Belinda Yuen, a town planner and expert in mass housing, presents an account of Singapore’s public housing, the evolution of concepts and strategies for high-rise urban planning, and the diverse common spaces that have been designed for a higher quality of life.

This presentation by Manfred Stähli and Marcel Hürlimann for the 2016 CCES Competence Center Environment and Sustainability conference entitled “Natural Hazards and Risks in Alpine Environments - From Science to Early Warning Systems” highlights the challenges and goals of weather forecasting related to climate-related disasters and emergency responses.

This study focuses on the social conflict arisen from the use of camera traps for conservation practices and the “human bycatch,” namely captured images of people occurring mostly unintentionally. The authors argue for the necessity of policy guidelines to counter possible repercussion on the use of the camera trap, which is recognized as a resourceful tool for wildlife monitoring and photography.

A 20th-century photograph of Salo de Tequendema in Colombia, taken by Gumersindo Cuéllar Jiménez.

The Golillas Dam, one of the works of the Chingaza Páramo project, was the largest infrastructural project in the history of water supply for Bogotá during the twentieth century.

The authors promote the idea of “Natural Governance” as a new approach to conservation based on three pillars, namely ecology, cooperation, and cultural systems.

The author investigates the lives of Tibetan pastoralists in alpine wetlands, how they understand wetlands, and how politics, market forces, and religious norms cooperate to produce their relationships with their livestock and their lands.

Through a case study of the nickel mine Ambatovy in Madagascar, the authors explore local perceptions of the magnitude and distribution of impacts of biodiversity offset projects on local well-being.

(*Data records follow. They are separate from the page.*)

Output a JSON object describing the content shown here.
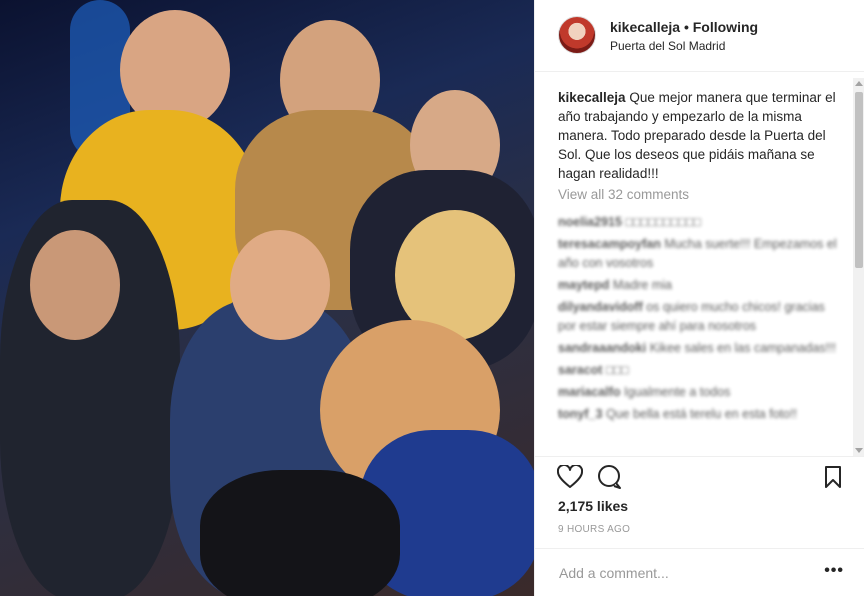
{
  "post": {
    "username": "kikecalleja",
    "separator": "•",
    "follow_status": "Following",
    "location": "Puerta del Sol Madrid",
    "caption_user": "kikecalleja",
    "caption_text": "Que mejor manera que terminar el año trabajando y empezarlo de la misma manera. Todo preparado desde la Puerta del Sol. Que los deseos que pidáis mañana se hagan realidad!!!",
    "view_all": "View all 32 comments",
    "likes": "2,175 likes",
    "time": "9 HOURS AGO",
    "comment_placeholder": "Add a comment...",
    "more": "•••"
  },
  "comments": [
    {
      "user": "noelia2915",
      "text": "□□□□□□□□□□"
    },
    {
      "user": "teresacampoyfan",
      "text": "Mucha suerte!!! Empezamos el año con vosotros"
    },
    {
      "user": "maytepd",
      "text": "Madre mia"
    },
    {
      "user": "dilyandavidoff",
      "text": "os quiero mucho chicos! gracias por estar siempre ahí para nosotros"
    },
    {
      "user": "sandraaandoki",
      "text": "Kikee sales en las campanadas!!!"
    },
    {
      "user": "saracot",
      "text": "□□□"
    },
    {
      "user": "mariacalfo",
      "text": "Igualmente a todos"
    },
    {
      "user": "tonyf_3",
      "text": "Que bella está terelu en esta foto!!"
    }
  ],
  "icons": {
    "heart": "heart-icon",
    "comment": "comment-icon",
    "bookmark": "bookmark-icon"
  }
}
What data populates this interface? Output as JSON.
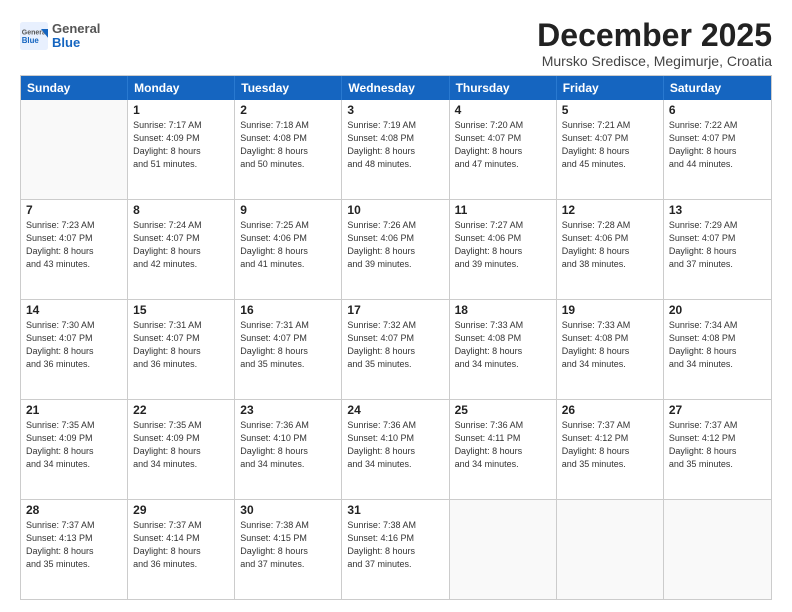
{
  "header": {
    "logo": {
      "general": "General",
      "blue": "Blue"
    },
    "title": "December 2025",
    "subtitle": "Mursko Sredisce, Megimurje, Croatia"
  },
  "calendar": {
    "days": [
      "Sunday",
      "Monday",
      "Tuesday",
      "Wednesday",
      "Thursday",
      "Friday",
      "Saturday"
    ],
    "rows": [
      [
        {
          "day": "",
          "info": ""
        },
        {
          "day": "1",
          "info": "Sunrise: 7:17 AM\nSunset: 4:09 PM\nDaylight: 8 hours\nand 51 minutes."
        },
        {
          "day": "2",
          "info": "Sunrise: 7:18 AM\nSunset: 4:08 PM\nDaylight: 8 hours\nand 50 minutes."
        },
        {
          "day": "3",
          "info": "Sunrise: 7:19 AM\nSunset: 4:08 PM\nDaylight: 8 hours\nand 48 minutes."
        },
        {
          "day": "4",
          "info": "Sunrise: 7:20 AM\nSunset: 4:07 PM\nDaylight: 8 hours\nand 47 minutes."
        },
        {
          "day": "5",
          "info": "Sunrise: 7:21 AM\nSunset: 4:07 PM\nDaylight: 8 hours\nand 45 minutes."
        },
        {
          "day": "6",
          "info": "Sunrise: 7:22 AM\nSunset: 4:07 PM\nDaylight: 8 hours\nand 44 minutes."
        }
      ],
      [
        {
          "day": "7",
          "info": "Sunrise: 7:23 AM\nSunset: 4:07 PM\nDaylight: 8 hours\nand 43 minutes."
        },
        {
          "day": "8",
          "info": "Sunrise: 7:24 AM\nSunset: 4:07 PM\nDaylight: 8 hours\nand 42 minutes."
        },
        {
          "day": "9",
          "info": "Sunrise: 7:25 AM\nSunset: 4:06 PM\nDaylight: 8 hours\nand 41 minutes."
        },
        {
          "day": "10",
          "info": "Sunrise: 7:26 AM\nSunset: 4:06 PM\nDaylight: 8 hours\nand 39 minutes."
        },
        {
          "day": "11",
          "info": "Sunrise: 7:27 AM\nSunset: 4:06 PM\nDaylight: 8 hours\nand 39 minutes."
        },
        {
          "day": "12",
          "info": "Sunrise: 7:28 AM\nSunset: 4:06 PM\nDaylight: 8 hours\nand 38 minutes."
        },
        {
          "day": "13",
          "info": "Sunrise: 7:29 AM\nSunset: 4:07 PM\nDaylight: 8 hours\nand 37 minutes."
        }
      ],
      [
        {
          "day": "14",
          "info": "Sunrise: 7:30 AM\nSunset: 4:07 PM\nDaylight: 8 hours\nand 36 minutes."
        },
        {
          "day": "15",
          "info": "Sunrise: 7:31 AM\nSunset: 4:07 PM\nDaylight: 8 hours\nand 36 minutes."
        },
        {
          "day": "16",
          "info": "Sunrise: 7:31 AM\nSunset: 4:07 PM\nDaylight: 8 hours\nand 35 minutes."
        },
        {
          "day": "17",
          "info": "Sunrise: 7:32 AM\nSunset: 4:07 PM\nDaylight: 8 hours\nand 35 minutes."
        },
        {
          "day": "18",
          "info": "Sunrise: 7:33 AM\nSunset: 4:08 PM\nDaylight: 8 hours\nand 34 minutes."
        },
        {
          "day": "19",
          "info": "Sunrise: 7:33 AM\nSunset: 4:08 PM\nDaylight: 8 hours\nand 34 minutes."
        },
        {
          "day": "20",
          "info": "Sunrise: 7:34 AM\nSunset: 4:08 PM\nDaylight: 8 hours\nand 34 minutes."
        }
      ],
      [
        {
          "day": "21",
          "info": "Sunrise: 7:35 AM\nSunset: 4:09 PM\nDaylight: 8 hours\nand 34 minutes."
        },
        {
          "day": "22",
          "info": "Sunrise: 7:35 AM\nSunset: 4:09 PM\nDaylight: 8 hours\nand 34 minutes."
        },
        {
          "day": "23",
          "info": "Sunrise: 7:36 AM\nSunset: 4:10 PM\nDaylight: 8 hours\nand 34 minutes."
        },
        {
          "day": "24",
          "info": "Sunrise: 7:36 AM\nSunset: 4:10 PM\nDaylight: 8 hours\nand 34 minutes."
        },
        {
          "day": "25",
          "info": "Sunrise: 7:36 AM\nSunset: 4:11 PM\nDaylight: 8 hours\nand 34 minutes."
        },
        {
          "day": "26",
          "info": "Sunrise: 7:37 AM\nSunset: 4:12 PM\nDaylight: 8 hours\nand 35 minutes."
        },
        {
          "day": "27",
          "info": "Sunrise: 7:37 AM\nSunset: 4:12 PM\nDaylight: 8 hours\nand 35 minutes."
        }
      ],
      [
        {
          "day": "28",
          "info": "Sunrise: 7:37 AM\nSunset: 4:13 PM\nDaylight: 8 hours\nand 35 minutes."
        },
        {
          "day": "29",
          "info": "Sunrise: 7:37 AM\nSunset: 4:14 PM\nDaylight: 8 hours\nand 36 minutes."
        },
        {
          "day": "30",
          "info": "Sunrise: 7:38 AM\nSunset: 4:15 PM\nDaylight: 8 hours\nand 37 minutes."
        },
        {
          "day": "31",
          "info": "Sunrise: 7:38 AM\nSunset: 4:16 PM\nDaylight: 8 hours\nand 37 minutes."
        },
        {
          "day": "",
          "info": ""
        },
        {
          "day": "",
          "info": ""
        },
        {
          "day": "",
          "info": ""
        }
      ]
    ]
  }
}
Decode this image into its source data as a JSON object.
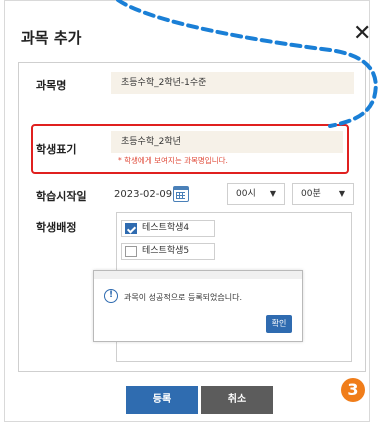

In Catastrophic Times: Resisting the Coming Barbarism warns the reader about the possibility that we have already entered a catastrophic time, determined by the apparently uncontrollable impact of anthropogenic activities and the incapability of governments and authorities to respond effectively.